Aside from this show, I also wanted to mention another great live performance I saw last week at City Center, a very fancy and much larger venue in Midtown Manhattan. This was the theatre, so ornate and pretty:
The show was part of the NYC Flamenco Festival and starred Spanish Flamenco Dancer Sara Baras, who I coincidentally posted a video about before in my article about percussive dance shoes. She is amazing. See?
I was particularly struck by her performance and the style of dance in general as compared to tap dance, the main type of dance I pay attention to. Compared to tap, what I found refreshing and striking about flamenco and this dancer in particular was the way the performance unabashedly celebrated fierce, bold, sensual, powerful femininity. Plus, the style of music and instruments used (guitar, vocals, drums, harmonica, and saxophone). Tap is certainly used to express a wide range of emotions, musical styles, and ideas these days, but coming from a male dominated history, I have yet to see tap celebrate fierce femininity like this. Get it girl!
In other news, this year I worked my 3rd year as a Valentine’s Day elf, working freelance at a flower shop for the holiday rush. Whereas the past two years I worked at a Bulgarian owned shop in Manhattan that worked me to the bone for days straight, this year I found a new florist to work for, also Eastern European and crazy, but much more humane. It was a much more pleasant experience.
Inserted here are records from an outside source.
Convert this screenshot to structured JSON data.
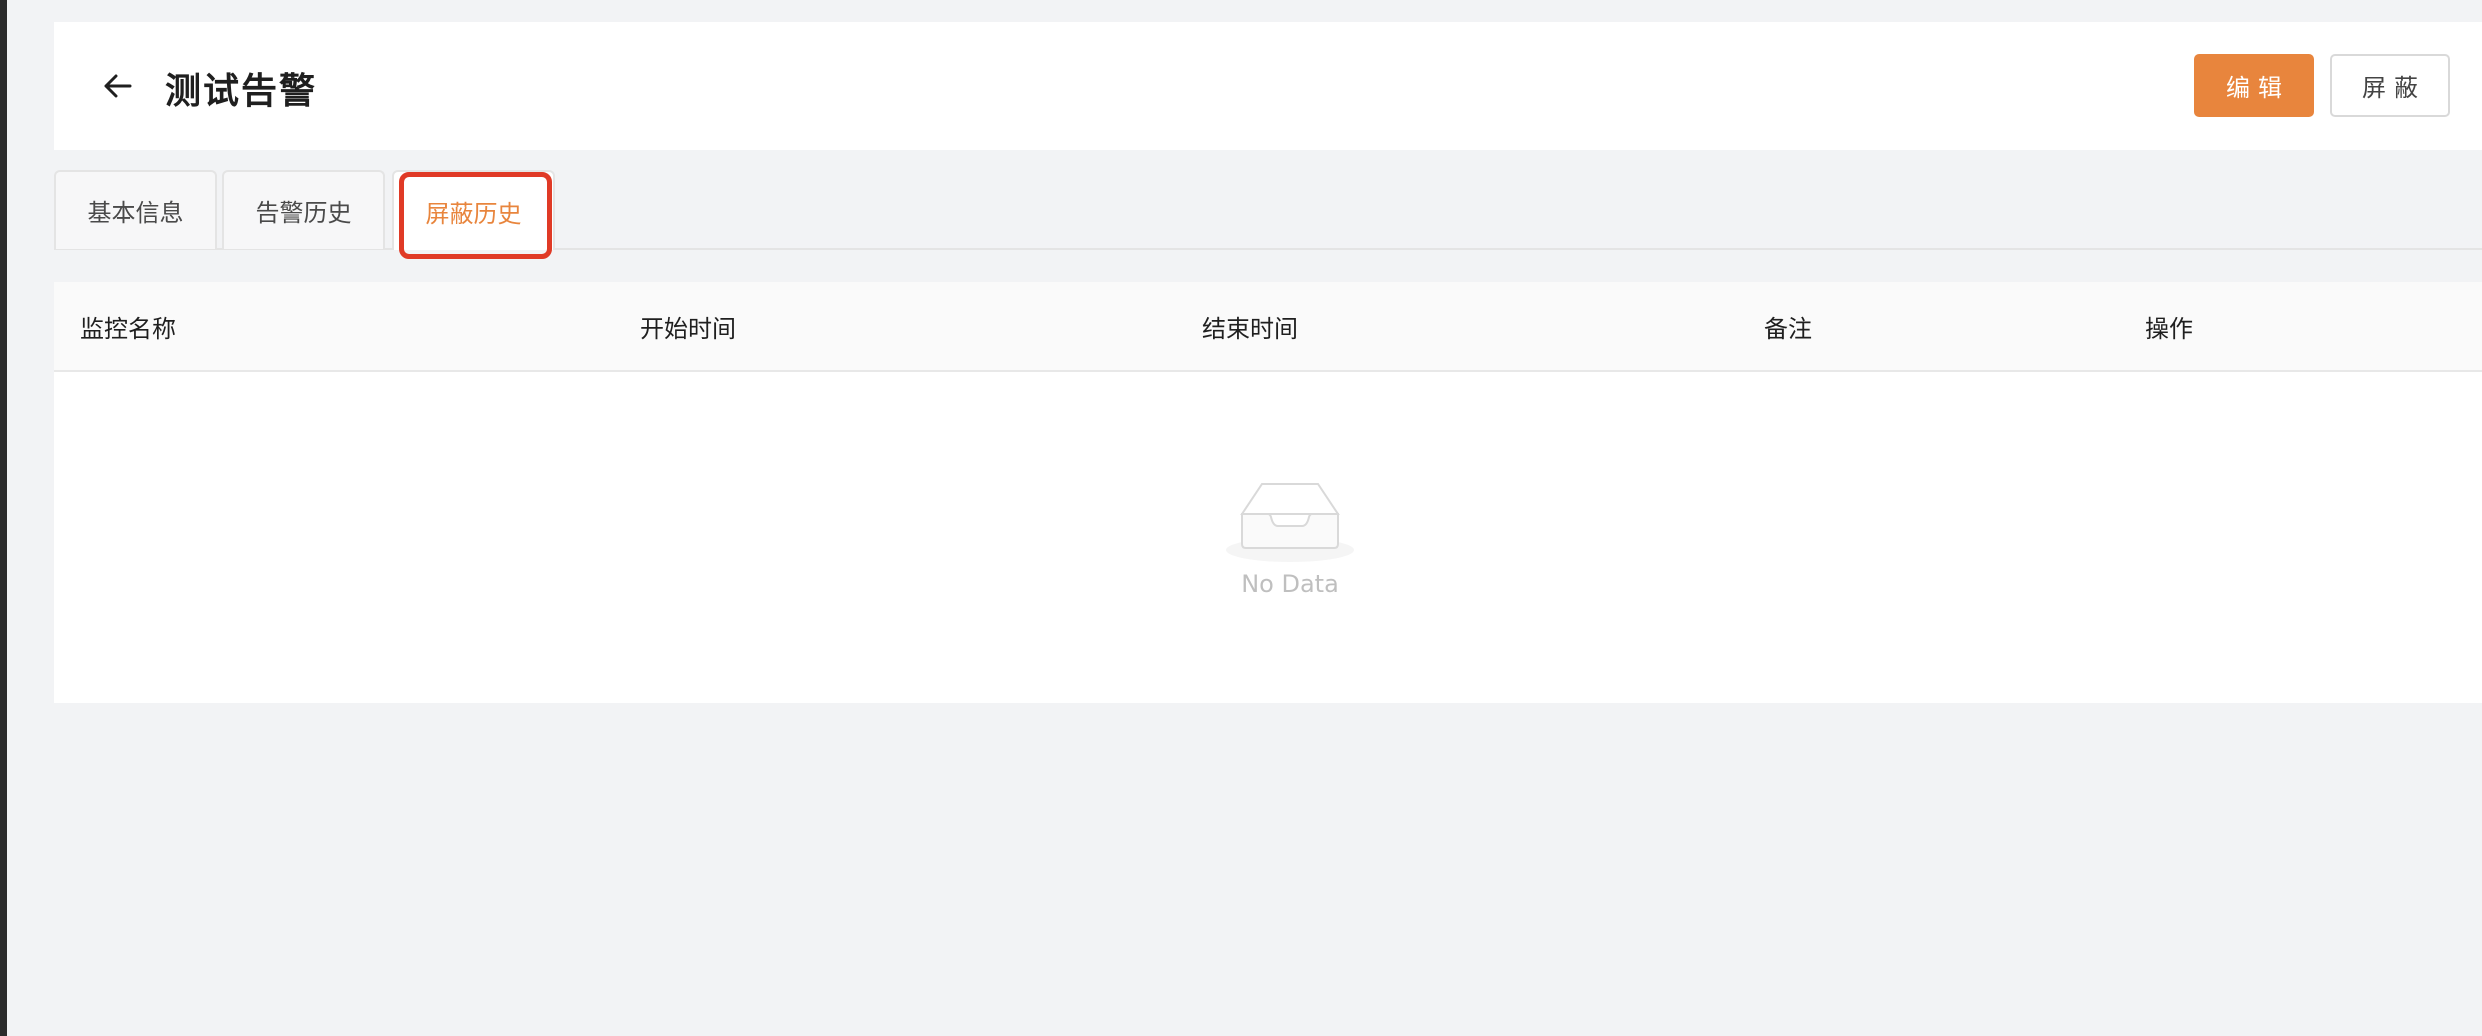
{
  "header": {
    "title": "测试告警",
    "edit_label": "编辑",
    "mask_label": "屏蔽"
  },
  "tabs": [
    {
      "label": "基本信息",
      "active": false
    },
    {
      "label": "告警历史",
      "active": false
    },
    {
      "label": "屏蔽历史",
      "active": true
    }
  ],
  "table": {
    "columns": [
      "监控名称",
      "开始时间",
      "结束时间",
      "备注",
      "操作"
    ],
    "rows": [],
    "empty_text": "No Data"
  },
  "colors": {
    "accent": "#e8853d",
    "highlight": "#e03a26",
    "background": "#f2f3f5"
  },
  "icons": {
    "back": "arrow-left-icon",
    "empty": "empty-inbox-icon"
  }
}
My takeaway from working on Valentine’s Day at a flower shop is that chivalry and romance are not dead, and there are still romantic guys out there that send flowers to their ladies with cheesy notes. Not so many ladies doing that, though they certainly could. Chivalry can go both ways these days.
Here are some photos I took from the flower district in Manhattan, a block dedicated to selling cut flowers and plants to New York City’s many florists and landscapers. When I first came to the city 3 winters ago, I walked up and down that block in search of employment. I was hired at an indoor plant shop but was quickly fired because I lacked the chutzpah for sales. In these photos you will see the longest stemmed roses I’ve ever seen, yellow roses from Salinas, Ca (near where I’m from…exciting!), and some other pretty flowers. Enjoy! Happy Spring!
What were you doing this time last year?